======== Data provided ========

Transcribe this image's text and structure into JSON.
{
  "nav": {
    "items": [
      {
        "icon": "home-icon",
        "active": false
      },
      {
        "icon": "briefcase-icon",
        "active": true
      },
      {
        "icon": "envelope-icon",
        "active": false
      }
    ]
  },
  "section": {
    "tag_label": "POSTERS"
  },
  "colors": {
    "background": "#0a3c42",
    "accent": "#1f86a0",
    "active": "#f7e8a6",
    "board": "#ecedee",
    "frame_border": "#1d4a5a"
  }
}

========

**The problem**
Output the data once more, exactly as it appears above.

**Answer below**
Transcribe this image's text and structure into JSON.
{
  "nav": {
    "items": [
      {
        "icon": "home-icon",
        "active": false
      },
      {
        "icon": "briefcase-icon",
        "active": true
      },
      {
        "icon": "envelope-icon",
        "active": false
      }
    ]
  },
  "section": {
    "tag_label": "POSTERS"
  },
  "colors": {
    "background": "#0a3c42",
    "accent": "#1f86a0",
    "active": "#f7e8a6",
    "board": "#ecedee",
    "frame_border": "#1d4a5a"
  }
}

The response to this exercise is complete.